                Pickled veg. salad
                Pineapple chiffon pie
                Assorted nuts, dates, figs

                5) Purim
                Chicken soup with mandlen
                Baked chicken
                Noodle kugel
                Green peas
                Stewed prune compote
                Dates and figs

                6 Replies
                1. re: niki rothman

                  No Challah for Friday night dinner?!

                  1. re: LoDega

                    My friend, you are right! I don't know why I didn't notice myself. It seems so strange I went back and checked the book. But there it is, no mistake - Friday night and no challah!

                    1. re: niki rothman

                      I had another thought about the bread. In my house (and I assume in Jennie's) good bread on the table was taken for granted. During the week it was rye bread or good rolls. On the weekend, it was Challah (or Cholly, as my mother called it.) Perhaps it was simply assumed that there would be rye bread or Challah at these meals.

                      1. re: Nancy Berry

                        This is, no doubt, the answer to the mystery - of course they had challah for shabbat (as I've learned to say on the West Coast - in NYC, city of my birth - it's shabbos), Jennie just didn't think to mention that OF COURSE friday night would include challah - likewise she does not mention the shabbos wine.

                  2. re: niki rothman

                    Actually, Grossinger's was in Grossinger, NY, near Liberty, NY, in the Catskill Mountains, not in Catskill, NY, which is on the other side of the Catskills from the Borscht Belt (where I grew up.) I wonder whether the reason that there isn't a Challah in the menu of recipes is that Grossinger's didn't bake their own Challahs or rye breads; I believe that they got them from one of the excellent local bakeries in the area. Oh, how I miss those bakeries -- corn rye, hard rolls, black and whites, danish, raspberry puff pastry twists, linzer cookies, etc.,etc.!

                    1. re: Nancy Berry

                      Well, I was puzzled because there is Challah for Sukkot and not Shabbat. My mom is a local Challah baker, and Friday morning is when she does her thing. So it caught my eye.

                  3. Wow!

                    THANKS for all of the kugel tips. I am definately going to try it!

                    I think I will start with a savory kugel and then venture into the sweet later.


                    1. To Nancy Berry,
                      (for some reason I could not make the reply prompt work under your post)
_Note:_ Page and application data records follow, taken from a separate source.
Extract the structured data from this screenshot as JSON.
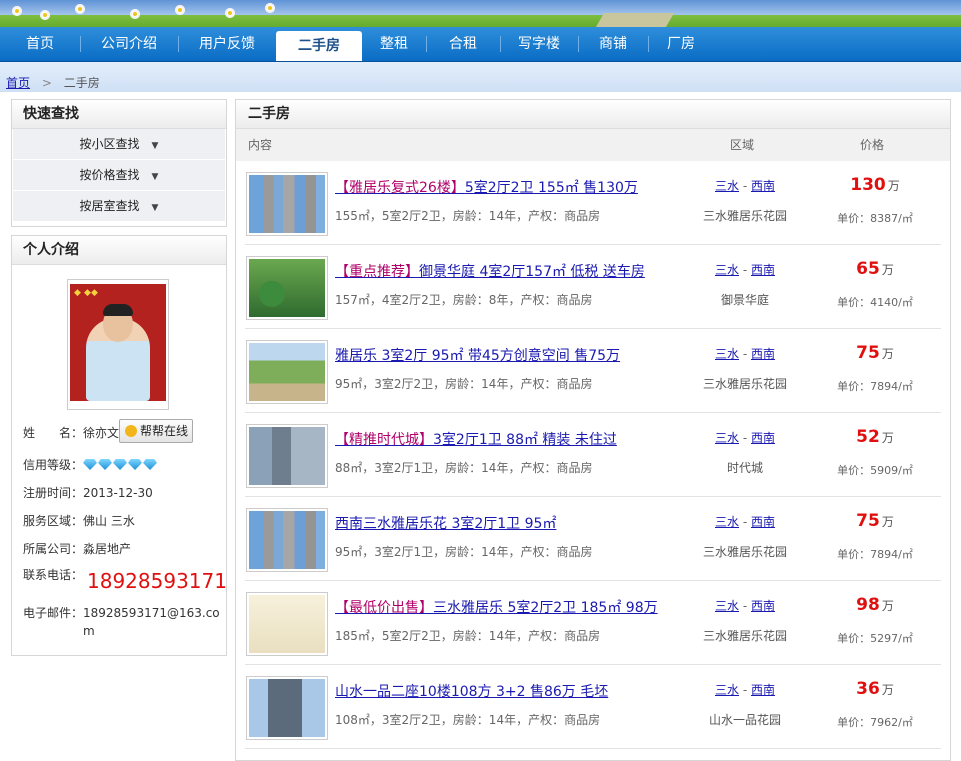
{
  "nav": [
    {
      "label": "首页",
      "active": false
    },
    {
      "label": "公司介绍",
      "active": false
    },
    {
      "label": "用户反馈",
      "active": false
    },
    {
      "label": "二手房",
      "active": true
    },
    {
      "label": "整租",
      "active": false
    },
    {
      "label": "合租",
      "active": false
    },
    {
      "label": "写字楼",
      "active": false
    },
    {
      "label": "商铺",
      "active": false
    },
    {
      "label": "厂房",
      "active": false
    }
  ],
  "breadcrumb": {
    "home": "首页",
    "sep": ">",
    "current": "二手房"
  },
  "quick_search": {
    "title": "快速查找",
    "items": [
      "按小区查找",
      "按价格查找",
      "按居室查找"
    ]
  },
  "profile": {
    "title": "个人介绍",
    "name_label": "姓　　名：",
    "name": "徐亦文",
    "online_button": "帮帮在线",
    "credit_label": "信用等级：",
    "credit_diamonds": 5,
    "register_label": "注册时间：",
    "register_date": "2013-12-30",
    "service_label": "服务区域：",
    "service_area": "佛山 三水",
    "company_label": "所属公司：",
    "company": "淼居地产",
    "phone_label": "联系电话：",
    "phone": "18928593171",
    "email_label": "电子邮件：",
    "email_line1": "18928593171@163.co",
    "email_line2": "m"
  },
  "listing": {
    "title": "二手房",
    "col_content": "内容",
    "col_area": "区域",
    "col_price": "价格",
    "price_unit": "万",
    "unit_price_label": "单价：",
    "rows": [
      {
        "title_red": "【雅居乐复式26楼】",
        "title_rest": "5室2厅2卫 155㎡ 售130万",
        "meta": "155㎡，5室2厅2卫，房龄：14年，产权：商品房",
        "district": "三水",
        "sub": "西南",
        "estate": "三水雅居乐花园",
        "price": "130",
        "unit_price": "8387/㎡",
        "thumb": "building"
      },
      {
        "title_red": "【重点推荐】",
        "title_rest": "御景华庭 4室2厅157㎡ 低税 送车房",
        "meta": "157㎡，4室2厅2卫，房龄：8年，产权：商品房",
        "district": "三水",
        "sub": "西南",
        "estate": "御景华庭",
        "price": "65",
        "unit_price": "4140/㎡",
        "thumb": "garden"
      },
      {
        "title_red": "",
        "title_rest": "雅居乐 3室2厅 95㎡ 带45方创意空间 售75万",
        "meta": "95㎡，3室2厅2卫，房龄：14年，产权：商品房",
        "district": "三水",
        "sub": "西南",
        "estate": "三水雅居乐花园",
        "price": "75",
        "unit_price": "7894/㎡",
        "thumb": "park"
      },
      {
        "title_red": "【精推时代城】",
        "title_rest": "3室2厅1卫 88㎡ 精装 未住过",
        "meta": "88㎡，3室2厅1卫，房龄：14年，产权：商品房",
        "district": "三水",
        "sub": "西南",
        "estate": "时代城",
        "price": "52",
        "unit_price": "5909/㎡",
        "thumb": "street"
      },
      {
        "title_red": "",
        "title_rest": "西南三水雅居乐花 3室2厅1卫 95㎡",
        "meta": "95㎡，3室2厅1卫，房龄：14年，产权：商品房",
        "district": "三水",
        "sub": "西南",
        "estate": "三水雅居乐花园",
        "price": "75",
        "unit_price": "7894/㎡",
        "thumb": "building"
      },
      {
        "title_red": "【最低价出售】",
        "title_rest": "三水雅居乐 5室2厅2卫 185㎡ 98万",
        "meta": "185㎡，5室2厅2卫，房龄：14年，产权：商品房",
        "district": "三水",
        "sub": "西南",
        "estate": "三水雅居乐花园",
        "price": "98",
        "unit_price": "5297/㎡",
        "thumb": "plan"
      },
      {
        "title_red": "",
        "title_rest": "山水一品二座10楼108方 3+2 售86万 毛坯",
        "meta": "108㎡，3室2厅2卫，房龄：14年，产权：商品房",
        "district": "三水",
        "sub": "西南",
        "estate": "山水一品花园",
        "price": "36",
        "unit_price": "7962/㎡",
        "thumb": "tower"
      }
    ]
  }
}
                      Hi! I guess from my confusion about the location you can tell I never visited Grossinger's. A fact I dearly regret. But AT LEAST I enjoyed eating many times at the dearly departed Ratner's on the Lower East Side. Now, just don't tell me it was in the West Village, OK?

                      1. THE SECRET OF ALL KUGEL: kugel is baked custard with suspended solids. Not the most appetizing description, but it helps to conceptualize it. It also sometimes justifies use of eggs and fatty liquids above and beyond the call of recipes. KEEP IT RICH!!! Here is my secret for great potato kugel, of whatever type: use more onion than you;d think and saute 25 - 50% of the onion before adding to the batter. Oh yeah!! The batter is better!!

                        1 Reply
                        1. re: Adam Holland

                          I agree. Another secret to a great potato kugel is to heat the pan in the oven with some of the oil until it is sizzling, and then add the batter to the hot pan. As for cornbread, it makes a nice crust for maximum textural interest. I also do this for cauliflower kugel, but not for noodle kugels.